Dataset extract:
:::

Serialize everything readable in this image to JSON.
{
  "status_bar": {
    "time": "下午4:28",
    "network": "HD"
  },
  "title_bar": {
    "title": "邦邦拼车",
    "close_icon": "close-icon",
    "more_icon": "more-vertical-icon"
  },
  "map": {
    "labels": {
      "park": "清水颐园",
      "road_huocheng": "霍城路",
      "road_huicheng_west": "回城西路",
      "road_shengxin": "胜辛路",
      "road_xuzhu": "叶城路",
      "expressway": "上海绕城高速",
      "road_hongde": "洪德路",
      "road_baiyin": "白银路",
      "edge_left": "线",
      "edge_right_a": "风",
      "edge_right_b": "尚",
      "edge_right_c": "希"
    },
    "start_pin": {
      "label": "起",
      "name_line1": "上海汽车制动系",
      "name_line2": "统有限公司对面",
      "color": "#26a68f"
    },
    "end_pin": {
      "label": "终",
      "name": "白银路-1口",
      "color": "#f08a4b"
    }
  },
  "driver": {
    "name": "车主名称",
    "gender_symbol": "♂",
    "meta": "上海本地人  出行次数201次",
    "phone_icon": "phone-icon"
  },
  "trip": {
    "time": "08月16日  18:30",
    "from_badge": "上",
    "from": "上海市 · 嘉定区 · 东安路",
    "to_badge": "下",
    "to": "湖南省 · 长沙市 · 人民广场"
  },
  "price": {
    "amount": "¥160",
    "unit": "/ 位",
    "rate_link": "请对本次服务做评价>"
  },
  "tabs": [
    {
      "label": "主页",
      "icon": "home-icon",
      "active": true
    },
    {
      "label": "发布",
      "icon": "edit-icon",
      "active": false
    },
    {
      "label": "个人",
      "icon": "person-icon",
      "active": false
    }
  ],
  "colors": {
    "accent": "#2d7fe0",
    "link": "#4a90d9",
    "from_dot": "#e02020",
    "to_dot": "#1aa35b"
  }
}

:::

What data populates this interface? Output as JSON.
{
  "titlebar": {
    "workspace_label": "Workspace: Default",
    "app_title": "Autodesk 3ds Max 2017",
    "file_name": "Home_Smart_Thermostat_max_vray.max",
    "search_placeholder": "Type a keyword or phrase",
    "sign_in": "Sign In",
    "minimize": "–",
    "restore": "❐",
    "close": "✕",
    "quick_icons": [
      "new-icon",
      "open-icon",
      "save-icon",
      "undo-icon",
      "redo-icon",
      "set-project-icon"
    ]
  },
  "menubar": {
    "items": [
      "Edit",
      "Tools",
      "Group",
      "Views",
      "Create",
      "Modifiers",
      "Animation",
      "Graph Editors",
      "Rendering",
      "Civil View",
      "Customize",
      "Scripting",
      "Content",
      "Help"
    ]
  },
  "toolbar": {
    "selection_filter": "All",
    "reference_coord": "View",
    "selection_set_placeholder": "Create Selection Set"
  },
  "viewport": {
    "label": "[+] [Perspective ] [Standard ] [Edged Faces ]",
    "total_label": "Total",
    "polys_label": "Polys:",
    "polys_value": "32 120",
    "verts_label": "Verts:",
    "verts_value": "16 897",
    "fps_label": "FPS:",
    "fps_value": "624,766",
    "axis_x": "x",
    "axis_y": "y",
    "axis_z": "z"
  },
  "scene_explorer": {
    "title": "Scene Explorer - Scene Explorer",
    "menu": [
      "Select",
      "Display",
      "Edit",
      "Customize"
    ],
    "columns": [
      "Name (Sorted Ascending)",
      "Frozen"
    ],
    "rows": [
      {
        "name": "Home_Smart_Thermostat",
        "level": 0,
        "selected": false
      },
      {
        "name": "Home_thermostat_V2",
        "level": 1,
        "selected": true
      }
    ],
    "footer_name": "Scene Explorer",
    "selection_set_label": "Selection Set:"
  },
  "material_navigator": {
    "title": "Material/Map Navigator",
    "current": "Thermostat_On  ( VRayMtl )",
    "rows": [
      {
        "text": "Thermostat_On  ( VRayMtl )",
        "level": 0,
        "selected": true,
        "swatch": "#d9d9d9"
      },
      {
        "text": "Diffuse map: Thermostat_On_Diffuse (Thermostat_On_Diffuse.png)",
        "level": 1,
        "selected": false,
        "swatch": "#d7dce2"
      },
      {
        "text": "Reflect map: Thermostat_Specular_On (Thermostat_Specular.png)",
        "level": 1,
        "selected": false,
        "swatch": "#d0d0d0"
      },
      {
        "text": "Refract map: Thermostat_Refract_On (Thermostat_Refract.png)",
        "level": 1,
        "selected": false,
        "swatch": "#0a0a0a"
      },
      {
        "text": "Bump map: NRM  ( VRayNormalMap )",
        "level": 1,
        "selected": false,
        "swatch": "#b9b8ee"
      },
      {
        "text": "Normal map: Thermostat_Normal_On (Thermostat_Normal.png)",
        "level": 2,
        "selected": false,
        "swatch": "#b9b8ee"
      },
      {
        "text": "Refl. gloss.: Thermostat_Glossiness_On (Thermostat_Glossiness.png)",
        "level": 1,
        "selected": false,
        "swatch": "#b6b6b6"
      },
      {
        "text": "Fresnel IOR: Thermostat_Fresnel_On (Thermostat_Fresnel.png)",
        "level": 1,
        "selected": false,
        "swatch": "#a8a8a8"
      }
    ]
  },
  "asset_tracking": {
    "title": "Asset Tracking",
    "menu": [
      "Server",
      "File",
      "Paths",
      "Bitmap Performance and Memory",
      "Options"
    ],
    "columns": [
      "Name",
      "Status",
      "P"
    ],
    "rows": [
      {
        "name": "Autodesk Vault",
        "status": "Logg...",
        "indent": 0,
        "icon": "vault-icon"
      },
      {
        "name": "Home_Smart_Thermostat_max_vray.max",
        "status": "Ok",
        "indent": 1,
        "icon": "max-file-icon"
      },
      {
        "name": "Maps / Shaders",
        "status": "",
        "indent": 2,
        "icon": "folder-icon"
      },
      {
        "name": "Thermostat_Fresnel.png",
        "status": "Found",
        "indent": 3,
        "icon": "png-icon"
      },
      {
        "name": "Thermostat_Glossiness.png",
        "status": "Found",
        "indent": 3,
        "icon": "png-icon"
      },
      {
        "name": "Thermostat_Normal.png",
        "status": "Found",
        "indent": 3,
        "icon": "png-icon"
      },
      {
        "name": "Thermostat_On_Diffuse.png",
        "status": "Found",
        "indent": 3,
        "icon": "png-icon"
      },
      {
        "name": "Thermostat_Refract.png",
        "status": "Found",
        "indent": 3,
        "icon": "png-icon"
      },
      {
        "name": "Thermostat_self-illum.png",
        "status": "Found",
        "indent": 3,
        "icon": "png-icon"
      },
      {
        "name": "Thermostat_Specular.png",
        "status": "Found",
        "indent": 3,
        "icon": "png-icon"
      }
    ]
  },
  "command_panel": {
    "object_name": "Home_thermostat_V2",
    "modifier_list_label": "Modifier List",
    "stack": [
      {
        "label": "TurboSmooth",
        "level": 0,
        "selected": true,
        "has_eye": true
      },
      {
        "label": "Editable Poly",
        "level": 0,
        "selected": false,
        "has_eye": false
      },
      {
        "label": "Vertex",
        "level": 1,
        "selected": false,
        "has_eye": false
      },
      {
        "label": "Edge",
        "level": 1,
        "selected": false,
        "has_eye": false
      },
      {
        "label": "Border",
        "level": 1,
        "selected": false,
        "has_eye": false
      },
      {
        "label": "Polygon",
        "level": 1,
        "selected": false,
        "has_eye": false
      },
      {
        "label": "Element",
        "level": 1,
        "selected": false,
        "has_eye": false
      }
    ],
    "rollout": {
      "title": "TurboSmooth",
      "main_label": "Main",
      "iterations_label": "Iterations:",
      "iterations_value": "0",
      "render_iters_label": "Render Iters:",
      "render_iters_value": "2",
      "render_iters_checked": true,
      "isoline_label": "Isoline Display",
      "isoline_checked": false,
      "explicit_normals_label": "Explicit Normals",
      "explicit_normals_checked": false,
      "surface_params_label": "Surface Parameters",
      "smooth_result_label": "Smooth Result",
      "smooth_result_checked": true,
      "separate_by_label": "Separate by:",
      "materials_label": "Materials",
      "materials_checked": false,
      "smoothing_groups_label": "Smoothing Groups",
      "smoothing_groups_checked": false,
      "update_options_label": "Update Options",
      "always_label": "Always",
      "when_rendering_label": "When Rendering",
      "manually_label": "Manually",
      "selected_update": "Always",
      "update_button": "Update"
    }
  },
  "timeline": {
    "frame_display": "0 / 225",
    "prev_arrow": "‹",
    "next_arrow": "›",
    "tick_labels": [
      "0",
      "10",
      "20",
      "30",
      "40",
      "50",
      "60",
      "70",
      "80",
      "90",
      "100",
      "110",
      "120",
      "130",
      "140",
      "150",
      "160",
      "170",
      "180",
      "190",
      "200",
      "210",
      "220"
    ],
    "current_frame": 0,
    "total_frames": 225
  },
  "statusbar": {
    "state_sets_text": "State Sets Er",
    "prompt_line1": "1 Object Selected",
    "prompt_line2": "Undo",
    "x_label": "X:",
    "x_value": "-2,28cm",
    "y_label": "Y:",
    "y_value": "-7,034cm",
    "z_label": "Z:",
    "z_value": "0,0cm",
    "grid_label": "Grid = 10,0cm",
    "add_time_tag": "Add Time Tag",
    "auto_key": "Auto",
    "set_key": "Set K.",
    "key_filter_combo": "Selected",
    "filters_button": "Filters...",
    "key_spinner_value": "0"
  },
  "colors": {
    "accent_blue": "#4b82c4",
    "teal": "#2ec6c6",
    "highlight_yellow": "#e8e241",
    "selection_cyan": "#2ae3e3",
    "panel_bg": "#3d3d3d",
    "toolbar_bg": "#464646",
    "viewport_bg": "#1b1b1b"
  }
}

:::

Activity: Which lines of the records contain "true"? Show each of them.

Solution below:
      "active": true
        "selected": true
        "selected": true,
        "selected": true,
        "has_eye": true
      "render_iters_checked": true,
      "smooth_result_checked": true,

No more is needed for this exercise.